What to work on -
In the listing below, lines with the string "prompted" are to be counted; the number is the entire reply.

★ ★ ★ ★

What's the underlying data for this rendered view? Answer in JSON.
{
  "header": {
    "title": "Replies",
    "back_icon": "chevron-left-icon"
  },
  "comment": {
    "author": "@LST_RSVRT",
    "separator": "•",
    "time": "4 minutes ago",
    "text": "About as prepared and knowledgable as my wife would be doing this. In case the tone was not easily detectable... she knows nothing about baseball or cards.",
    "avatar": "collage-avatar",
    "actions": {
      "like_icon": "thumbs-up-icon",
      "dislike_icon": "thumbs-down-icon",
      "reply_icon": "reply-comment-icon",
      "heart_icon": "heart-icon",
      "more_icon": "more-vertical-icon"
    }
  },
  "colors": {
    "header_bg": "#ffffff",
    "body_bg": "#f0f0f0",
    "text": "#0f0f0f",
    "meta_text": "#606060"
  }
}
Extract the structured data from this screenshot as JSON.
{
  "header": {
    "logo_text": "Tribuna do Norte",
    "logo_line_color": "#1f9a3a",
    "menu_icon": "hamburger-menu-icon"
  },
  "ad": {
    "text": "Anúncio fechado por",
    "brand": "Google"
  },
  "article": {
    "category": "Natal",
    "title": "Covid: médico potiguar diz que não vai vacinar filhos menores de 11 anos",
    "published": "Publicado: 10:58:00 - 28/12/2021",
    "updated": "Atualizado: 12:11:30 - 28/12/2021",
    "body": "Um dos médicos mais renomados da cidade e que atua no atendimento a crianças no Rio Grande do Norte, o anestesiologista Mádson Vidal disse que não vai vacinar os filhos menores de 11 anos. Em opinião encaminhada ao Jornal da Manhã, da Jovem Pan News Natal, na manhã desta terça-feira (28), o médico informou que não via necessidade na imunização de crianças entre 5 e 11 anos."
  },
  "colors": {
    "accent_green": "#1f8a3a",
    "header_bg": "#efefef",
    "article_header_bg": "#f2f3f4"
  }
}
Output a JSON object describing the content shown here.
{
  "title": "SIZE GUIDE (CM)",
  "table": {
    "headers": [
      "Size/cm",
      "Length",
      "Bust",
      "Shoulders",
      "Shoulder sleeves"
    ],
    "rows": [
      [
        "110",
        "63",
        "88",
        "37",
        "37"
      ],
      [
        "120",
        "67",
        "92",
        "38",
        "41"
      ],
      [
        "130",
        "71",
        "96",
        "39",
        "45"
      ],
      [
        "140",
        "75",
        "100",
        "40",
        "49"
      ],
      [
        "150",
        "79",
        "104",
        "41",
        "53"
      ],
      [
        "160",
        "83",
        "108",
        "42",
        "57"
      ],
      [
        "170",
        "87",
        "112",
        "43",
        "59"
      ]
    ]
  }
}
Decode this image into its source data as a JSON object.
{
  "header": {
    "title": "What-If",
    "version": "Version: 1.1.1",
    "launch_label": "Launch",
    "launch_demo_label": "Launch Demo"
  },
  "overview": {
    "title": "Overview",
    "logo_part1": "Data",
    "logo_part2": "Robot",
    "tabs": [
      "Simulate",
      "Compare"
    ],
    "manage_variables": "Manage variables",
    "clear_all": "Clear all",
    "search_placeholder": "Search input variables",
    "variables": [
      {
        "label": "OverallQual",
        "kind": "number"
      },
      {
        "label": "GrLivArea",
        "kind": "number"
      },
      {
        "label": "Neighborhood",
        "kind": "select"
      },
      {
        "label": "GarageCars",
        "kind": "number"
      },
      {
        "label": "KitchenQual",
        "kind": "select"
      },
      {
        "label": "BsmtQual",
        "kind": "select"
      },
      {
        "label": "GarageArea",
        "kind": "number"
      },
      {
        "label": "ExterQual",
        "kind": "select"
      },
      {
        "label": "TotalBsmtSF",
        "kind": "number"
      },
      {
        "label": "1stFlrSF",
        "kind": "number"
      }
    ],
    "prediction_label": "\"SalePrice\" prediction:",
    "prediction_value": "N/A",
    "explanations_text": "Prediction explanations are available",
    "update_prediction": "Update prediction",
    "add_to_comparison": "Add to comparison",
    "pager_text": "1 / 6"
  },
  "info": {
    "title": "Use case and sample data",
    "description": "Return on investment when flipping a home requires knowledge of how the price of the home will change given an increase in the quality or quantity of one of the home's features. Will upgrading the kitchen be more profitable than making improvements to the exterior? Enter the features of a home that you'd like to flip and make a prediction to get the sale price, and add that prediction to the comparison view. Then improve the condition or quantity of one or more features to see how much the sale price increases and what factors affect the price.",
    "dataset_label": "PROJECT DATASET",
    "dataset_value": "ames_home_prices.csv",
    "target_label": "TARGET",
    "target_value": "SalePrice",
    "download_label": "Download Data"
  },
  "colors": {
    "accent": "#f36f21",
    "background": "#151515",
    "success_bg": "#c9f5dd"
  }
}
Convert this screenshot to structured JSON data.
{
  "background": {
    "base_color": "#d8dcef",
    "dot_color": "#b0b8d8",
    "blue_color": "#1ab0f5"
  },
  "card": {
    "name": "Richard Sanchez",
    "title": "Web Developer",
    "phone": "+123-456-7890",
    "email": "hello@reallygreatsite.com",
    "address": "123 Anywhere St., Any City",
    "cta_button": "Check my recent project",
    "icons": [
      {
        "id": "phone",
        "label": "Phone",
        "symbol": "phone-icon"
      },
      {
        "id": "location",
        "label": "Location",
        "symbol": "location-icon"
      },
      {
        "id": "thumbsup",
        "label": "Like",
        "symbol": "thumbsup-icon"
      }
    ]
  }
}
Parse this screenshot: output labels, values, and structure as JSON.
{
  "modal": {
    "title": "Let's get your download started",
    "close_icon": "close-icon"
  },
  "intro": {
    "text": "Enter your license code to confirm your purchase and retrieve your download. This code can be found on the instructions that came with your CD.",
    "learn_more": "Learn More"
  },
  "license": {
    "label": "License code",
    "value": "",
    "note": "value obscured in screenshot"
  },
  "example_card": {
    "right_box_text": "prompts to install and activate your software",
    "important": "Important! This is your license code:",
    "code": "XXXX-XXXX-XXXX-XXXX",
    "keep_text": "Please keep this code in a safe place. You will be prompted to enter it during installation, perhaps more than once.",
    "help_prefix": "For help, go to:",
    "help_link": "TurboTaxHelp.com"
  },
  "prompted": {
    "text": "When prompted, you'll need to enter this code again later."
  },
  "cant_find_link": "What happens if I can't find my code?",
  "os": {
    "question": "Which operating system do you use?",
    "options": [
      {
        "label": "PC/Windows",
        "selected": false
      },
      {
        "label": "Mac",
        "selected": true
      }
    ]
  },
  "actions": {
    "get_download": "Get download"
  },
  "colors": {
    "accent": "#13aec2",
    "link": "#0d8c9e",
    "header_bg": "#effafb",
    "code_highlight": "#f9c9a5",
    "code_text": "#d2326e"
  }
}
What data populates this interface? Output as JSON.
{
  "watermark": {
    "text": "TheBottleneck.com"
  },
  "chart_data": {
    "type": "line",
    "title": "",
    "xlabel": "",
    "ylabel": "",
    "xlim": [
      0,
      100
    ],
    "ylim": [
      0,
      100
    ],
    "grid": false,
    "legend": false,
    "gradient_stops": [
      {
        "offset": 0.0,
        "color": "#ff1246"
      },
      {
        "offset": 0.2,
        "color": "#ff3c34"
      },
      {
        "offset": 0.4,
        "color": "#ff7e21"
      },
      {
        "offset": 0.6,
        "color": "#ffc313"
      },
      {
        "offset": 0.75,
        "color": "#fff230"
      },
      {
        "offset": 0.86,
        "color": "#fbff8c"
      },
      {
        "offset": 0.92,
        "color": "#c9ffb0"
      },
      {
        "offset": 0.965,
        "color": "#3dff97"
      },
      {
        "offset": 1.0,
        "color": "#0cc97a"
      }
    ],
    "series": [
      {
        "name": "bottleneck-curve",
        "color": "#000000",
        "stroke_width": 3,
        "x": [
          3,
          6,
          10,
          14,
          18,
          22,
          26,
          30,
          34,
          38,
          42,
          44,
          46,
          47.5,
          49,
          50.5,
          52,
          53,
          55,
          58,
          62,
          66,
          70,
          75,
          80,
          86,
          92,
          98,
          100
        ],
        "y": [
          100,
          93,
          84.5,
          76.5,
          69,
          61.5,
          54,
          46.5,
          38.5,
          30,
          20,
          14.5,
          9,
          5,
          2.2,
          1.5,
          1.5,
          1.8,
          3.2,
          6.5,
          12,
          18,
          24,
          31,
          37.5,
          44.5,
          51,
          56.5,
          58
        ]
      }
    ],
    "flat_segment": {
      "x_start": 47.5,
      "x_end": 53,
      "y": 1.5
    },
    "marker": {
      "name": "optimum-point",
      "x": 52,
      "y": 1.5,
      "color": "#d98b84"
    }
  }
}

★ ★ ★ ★

Result of this task -
3